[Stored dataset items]
*** Block opens ***

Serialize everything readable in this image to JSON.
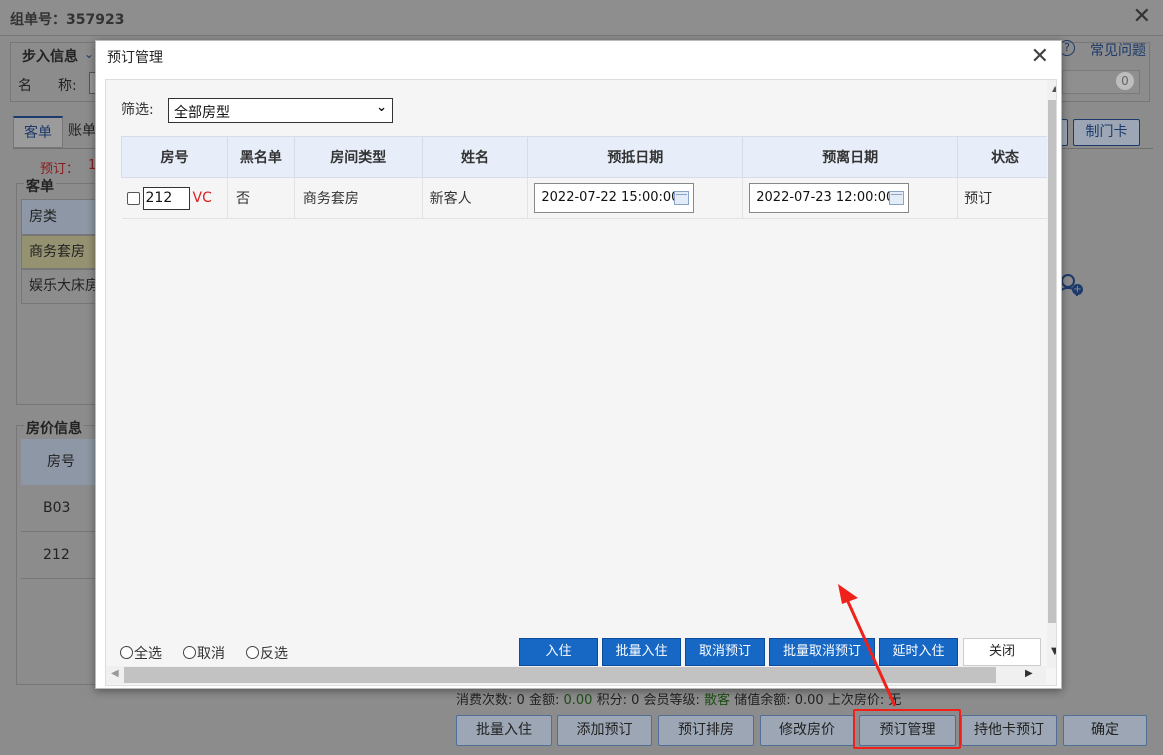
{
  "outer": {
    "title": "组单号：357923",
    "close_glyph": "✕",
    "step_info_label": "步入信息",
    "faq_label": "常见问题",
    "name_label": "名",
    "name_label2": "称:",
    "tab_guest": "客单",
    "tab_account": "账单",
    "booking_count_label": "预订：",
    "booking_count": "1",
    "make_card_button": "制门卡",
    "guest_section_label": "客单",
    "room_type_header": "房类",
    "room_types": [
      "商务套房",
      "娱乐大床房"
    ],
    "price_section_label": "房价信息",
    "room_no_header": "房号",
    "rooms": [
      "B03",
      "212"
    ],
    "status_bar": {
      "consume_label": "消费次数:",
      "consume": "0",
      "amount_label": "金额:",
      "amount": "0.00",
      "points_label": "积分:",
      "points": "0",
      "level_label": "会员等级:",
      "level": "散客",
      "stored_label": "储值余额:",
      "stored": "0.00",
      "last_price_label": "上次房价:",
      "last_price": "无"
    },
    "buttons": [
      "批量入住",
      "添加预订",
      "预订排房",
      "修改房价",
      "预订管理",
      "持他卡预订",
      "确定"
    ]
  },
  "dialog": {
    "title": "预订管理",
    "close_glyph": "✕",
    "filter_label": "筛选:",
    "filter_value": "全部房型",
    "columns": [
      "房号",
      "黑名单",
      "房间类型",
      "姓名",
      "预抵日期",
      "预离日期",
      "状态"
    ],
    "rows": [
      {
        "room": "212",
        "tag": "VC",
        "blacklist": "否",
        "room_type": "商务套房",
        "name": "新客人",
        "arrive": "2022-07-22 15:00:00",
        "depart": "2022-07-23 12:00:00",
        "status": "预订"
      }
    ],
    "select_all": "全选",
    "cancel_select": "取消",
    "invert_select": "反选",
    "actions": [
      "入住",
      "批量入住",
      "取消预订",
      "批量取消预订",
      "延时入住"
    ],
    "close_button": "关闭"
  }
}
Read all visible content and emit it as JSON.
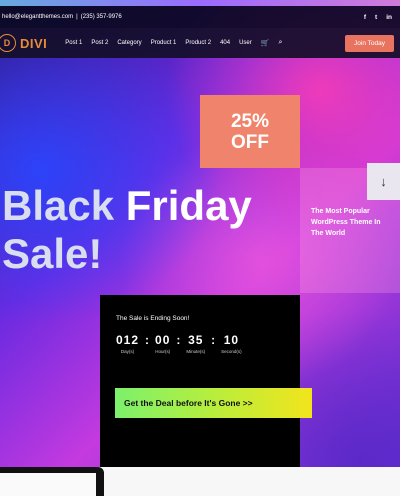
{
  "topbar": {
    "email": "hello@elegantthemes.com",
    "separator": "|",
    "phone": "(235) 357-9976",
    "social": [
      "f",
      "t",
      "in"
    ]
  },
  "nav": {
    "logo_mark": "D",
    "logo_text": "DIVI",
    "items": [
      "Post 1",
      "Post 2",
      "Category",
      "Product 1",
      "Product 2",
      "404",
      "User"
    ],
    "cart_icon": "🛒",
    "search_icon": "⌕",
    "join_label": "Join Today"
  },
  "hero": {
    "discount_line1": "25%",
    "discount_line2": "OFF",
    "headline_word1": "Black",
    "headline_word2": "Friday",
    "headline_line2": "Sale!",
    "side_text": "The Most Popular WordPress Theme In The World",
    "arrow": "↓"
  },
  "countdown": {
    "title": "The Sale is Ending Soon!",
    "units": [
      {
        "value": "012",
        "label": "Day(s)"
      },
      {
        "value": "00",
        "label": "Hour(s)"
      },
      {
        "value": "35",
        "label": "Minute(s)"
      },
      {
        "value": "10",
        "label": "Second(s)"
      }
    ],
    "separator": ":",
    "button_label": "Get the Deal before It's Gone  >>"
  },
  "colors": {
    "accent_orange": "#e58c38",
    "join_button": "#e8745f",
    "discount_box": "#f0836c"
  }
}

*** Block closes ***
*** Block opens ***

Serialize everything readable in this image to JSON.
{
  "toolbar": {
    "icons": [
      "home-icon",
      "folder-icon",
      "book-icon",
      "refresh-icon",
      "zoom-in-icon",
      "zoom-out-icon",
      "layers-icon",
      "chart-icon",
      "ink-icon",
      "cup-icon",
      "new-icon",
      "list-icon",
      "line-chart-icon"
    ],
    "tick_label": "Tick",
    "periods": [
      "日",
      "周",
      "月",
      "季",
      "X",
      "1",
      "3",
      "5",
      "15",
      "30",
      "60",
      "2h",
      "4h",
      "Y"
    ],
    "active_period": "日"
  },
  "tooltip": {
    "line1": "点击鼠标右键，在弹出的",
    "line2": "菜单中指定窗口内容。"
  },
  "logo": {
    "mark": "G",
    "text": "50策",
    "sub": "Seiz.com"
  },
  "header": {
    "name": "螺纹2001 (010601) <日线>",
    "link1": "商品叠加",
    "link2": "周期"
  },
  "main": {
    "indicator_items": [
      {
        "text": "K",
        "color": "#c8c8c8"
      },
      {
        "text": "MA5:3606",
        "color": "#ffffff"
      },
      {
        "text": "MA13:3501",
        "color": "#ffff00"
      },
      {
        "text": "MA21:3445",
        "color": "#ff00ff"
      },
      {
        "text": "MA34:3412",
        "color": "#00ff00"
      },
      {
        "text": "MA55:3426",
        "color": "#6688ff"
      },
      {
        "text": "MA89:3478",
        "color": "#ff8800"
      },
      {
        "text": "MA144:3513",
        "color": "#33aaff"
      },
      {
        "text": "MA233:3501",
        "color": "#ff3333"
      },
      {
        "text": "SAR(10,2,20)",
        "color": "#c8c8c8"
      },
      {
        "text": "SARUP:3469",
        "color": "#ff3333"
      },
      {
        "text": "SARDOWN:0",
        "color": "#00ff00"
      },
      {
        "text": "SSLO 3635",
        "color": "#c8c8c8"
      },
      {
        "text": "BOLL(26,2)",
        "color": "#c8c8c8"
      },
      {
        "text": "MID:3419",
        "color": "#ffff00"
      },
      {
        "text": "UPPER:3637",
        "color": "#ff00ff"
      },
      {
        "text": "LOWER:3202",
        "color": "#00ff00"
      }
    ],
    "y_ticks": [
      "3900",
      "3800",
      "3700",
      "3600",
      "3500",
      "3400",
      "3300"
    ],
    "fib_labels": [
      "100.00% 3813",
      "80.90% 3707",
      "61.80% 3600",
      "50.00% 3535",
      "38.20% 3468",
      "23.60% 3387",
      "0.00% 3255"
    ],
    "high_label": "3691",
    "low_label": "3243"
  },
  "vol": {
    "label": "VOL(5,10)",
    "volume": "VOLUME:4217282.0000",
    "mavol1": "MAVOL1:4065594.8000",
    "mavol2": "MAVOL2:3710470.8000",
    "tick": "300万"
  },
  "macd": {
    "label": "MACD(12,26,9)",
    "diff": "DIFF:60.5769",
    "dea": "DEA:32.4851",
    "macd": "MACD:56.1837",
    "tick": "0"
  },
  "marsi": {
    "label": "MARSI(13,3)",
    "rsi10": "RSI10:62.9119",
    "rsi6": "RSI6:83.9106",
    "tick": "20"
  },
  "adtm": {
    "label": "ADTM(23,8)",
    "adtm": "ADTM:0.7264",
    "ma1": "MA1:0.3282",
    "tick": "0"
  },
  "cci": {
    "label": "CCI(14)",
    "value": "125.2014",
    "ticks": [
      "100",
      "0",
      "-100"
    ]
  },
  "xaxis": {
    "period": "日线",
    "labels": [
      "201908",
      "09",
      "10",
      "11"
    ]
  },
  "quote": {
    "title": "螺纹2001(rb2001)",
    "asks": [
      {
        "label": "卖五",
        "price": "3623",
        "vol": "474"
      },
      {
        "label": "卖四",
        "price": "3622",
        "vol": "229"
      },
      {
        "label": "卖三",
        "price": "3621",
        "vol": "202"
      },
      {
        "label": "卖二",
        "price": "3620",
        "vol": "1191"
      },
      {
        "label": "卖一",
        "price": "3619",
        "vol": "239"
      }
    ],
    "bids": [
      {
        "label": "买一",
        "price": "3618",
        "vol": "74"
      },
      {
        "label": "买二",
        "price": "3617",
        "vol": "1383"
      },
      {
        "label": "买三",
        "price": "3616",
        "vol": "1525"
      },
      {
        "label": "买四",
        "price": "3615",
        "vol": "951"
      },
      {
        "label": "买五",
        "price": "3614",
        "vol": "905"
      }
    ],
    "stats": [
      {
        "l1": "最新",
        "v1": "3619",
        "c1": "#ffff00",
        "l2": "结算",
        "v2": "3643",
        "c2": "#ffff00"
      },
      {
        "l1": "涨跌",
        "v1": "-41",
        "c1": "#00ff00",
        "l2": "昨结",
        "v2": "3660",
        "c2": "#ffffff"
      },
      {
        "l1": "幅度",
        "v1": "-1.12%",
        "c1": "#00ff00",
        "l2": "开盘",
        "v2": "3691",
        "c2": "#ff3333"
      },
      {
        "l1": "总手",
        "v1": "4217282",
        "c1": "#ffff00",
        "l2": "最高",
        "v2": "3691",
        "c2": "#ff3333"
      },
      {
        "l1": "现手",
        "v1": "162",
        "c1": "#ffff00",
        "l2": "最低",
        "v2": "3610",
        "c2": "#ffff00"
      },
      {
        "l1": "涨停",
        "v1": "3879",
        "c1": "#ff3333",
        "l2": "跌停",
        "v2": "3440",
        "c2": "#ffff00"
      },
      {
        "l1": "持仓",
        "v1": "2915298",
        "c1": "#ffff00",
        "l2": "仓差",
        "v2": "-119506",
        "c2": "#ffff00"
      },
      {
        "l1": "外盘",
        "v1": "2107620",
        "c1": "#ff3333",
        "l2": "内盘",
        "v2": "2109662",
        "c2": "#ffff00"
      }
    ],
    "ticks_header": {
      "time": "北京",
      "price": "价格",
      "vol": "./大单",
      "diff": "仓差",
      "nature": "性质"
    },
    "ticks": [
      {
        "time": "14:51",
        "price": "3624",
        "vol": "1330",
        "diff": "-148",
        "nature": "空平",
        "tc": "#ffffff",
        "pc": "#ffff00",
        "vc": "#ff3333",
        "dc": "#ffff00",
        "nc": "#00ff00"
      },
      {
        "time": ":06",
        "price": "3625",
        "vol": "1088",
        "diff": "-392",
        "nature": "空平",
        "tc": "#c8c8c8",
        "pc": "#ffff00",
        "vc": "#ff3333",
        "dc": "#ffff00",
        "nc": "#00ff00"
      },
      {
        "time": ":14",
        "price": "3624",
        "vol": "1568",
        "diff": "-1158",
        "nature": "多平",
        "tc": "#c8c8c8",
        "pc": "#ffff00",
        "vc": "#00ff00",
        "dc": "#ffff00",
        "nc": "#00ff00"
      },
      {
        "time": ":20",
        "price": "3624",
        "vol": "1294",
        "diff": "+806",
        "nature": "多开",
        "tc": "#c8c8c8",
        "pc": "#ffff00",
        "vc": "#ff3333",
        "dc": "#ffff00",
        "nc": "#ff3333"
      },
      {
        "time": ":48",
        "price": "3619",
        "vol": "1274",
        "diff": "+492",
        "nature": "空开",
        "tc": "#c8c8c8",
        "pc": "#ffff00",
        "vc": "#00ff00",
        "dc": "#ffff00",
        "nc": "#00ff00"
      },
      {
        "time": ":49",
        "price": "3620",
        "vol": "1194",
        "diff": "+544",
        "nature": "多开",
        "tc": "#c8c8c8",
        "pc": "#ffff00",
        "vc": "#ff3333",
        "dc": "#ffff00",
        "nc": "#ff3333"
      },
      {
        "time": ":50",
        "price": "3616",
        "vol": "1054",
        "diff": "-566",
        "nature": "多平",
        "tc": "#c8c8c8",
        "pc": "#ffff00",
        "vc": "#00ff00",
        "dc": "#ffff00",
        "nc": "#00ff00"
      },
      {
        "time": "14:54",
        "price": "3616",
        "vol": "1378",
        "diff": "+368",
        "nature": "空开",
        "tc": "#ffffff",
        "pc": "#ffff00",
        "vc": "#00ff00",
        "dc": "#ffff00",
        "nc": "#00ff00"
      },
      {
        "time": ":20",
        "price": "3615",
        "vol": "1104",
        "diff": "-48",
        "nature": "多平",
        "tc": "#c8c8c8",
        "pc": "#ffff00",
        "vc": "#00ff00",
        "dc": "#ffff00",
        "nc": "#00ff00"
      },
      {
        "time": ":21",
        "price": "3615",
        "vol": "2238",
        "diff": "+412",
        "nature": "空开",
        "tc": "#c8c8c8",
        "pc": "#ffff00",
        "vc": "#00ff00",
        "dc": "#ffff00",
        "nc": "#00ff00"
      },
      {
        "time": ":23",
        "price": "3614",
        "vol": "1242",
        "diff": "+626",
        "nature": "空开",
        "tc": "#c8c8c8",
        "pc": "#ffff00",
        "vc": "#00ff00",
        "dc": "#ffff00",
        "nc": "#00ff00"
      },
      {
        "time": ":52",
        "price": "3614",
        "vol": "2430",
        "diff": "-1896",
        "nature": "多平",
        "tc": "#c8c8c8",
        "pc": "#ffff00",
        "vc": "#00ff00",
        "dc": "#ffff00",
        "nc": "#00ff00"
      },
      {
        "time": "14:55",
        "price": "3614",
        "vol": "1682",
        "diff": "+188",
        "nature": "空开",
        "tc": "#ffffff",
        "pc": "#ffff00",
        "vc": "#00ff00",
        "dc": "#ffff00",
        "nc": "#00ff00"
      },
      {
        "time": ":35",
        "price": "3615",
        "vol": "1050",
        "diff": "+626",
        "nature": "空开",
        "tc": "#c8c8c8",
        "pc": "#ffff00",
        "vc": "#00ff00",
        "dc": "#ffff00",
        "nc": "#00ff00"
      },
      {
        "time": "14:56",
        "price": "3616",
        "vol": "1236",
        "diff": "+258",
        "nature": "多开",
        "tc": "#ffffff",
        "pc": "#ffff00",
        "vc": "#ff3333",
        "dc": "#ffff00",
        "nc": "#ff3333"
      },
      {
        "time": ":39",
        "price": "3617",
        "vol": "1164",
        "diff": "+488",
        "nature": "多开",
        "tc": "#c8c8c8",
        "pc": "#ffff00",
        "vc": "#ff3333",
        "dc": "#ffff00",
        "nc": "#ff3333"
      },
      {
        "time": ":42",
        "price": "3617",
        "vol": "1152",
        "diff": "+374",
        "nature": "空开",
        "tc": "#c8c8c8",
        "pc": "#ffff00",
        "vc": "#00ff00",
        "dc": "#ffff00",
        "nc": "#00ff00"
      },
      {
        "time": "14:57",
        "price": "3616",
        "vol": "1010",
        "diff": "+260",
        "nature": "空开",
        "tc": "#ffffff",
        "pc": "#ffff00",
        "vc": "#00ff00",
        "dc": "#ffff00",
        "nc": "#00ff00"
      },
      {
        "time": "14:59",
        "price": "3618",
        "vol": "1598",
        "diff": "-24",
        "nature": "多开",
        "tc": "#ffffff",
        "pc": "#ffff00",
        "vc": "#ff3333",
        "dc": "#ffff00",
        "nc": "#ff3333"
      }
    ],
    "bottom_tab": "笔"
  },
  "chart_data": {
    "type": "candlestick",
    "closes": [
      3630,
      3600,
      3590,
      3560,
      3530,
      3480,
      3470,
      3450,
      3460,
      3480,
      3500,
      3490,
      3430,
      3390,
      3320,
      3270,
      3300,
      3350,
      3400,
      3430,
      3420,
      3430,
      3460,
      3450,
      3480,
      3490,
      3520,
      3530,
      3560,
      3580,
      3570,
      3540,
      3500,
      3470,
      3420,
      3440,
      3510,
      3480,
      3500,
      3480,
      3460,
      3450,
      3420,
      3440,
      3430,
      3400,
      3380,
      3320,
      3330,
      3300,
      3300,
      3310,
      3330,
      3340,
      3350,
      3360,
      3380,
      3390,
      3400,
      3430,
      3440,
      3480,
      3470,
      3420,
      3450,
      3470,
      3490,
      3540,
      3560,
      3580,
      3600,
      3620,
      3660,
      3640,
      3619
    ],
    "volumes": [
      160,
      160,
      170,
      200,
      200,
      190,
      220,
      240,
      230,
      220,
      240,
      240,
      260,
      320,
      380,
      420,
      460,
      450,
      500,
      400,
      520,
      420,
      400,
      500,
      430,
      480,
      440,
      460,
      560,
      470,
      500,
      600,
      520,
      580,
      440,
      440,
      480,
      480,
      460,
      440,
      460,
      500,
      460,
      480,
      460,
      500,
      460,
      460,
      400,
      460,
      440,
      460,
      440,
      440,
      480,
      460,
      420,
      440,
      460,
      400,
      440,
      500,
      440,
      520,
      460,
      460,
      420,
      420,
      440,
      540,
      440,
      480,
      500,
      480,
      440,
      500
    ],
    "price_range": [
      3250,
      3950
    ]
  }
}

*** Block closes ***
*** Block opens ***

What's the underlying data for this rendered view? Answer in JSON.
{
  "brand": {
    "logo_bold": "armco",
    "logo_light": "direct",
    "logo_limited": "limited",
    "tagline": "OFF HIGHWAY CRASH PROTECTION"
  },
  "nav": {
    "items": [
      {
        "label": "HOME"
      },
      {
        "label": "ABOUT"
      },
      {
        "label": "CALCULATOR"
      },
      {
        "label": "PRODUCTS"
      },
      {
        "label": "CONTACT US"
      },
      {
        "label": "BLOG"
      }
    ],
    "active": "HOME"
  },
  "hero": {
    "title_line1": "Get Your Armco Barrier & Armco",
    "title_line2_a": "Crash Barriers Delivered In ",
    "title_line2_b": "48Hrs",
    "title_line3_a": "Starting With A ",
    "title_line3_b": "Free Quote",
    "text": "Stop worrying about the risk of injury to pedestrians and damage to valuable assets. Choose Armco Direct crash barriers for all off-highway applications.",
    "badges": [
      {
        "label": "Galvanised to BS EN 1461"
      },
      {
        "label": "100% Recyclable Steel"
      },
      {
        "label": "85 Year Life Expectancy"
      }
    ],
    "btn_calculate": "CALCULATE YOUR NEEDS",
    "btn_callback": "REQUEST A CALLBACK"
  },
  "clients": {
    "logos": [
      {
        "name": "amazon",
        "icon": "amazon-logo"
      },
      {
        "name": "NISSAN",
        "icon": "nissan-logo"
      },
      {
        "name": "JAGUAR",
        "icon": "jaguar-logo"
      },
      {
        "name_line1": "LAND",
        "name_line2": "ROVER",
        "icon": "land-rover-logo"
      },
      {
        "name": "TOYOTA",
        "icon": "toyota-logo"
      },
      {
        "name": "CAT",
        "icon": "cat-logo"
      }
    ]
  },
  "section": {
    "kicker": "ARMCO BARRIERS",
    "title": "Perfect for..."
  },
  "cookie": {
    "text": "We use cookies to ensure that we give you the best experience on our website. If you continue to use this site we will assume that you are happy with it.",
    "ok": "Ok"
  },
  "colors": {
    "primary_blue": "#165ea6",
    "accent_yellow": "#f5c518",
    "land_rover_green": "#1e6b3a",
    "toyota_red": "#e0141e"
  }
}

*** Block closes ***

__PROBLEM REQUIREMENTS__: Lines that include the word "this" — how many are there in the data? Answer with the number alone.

__TASK RESULT__: 4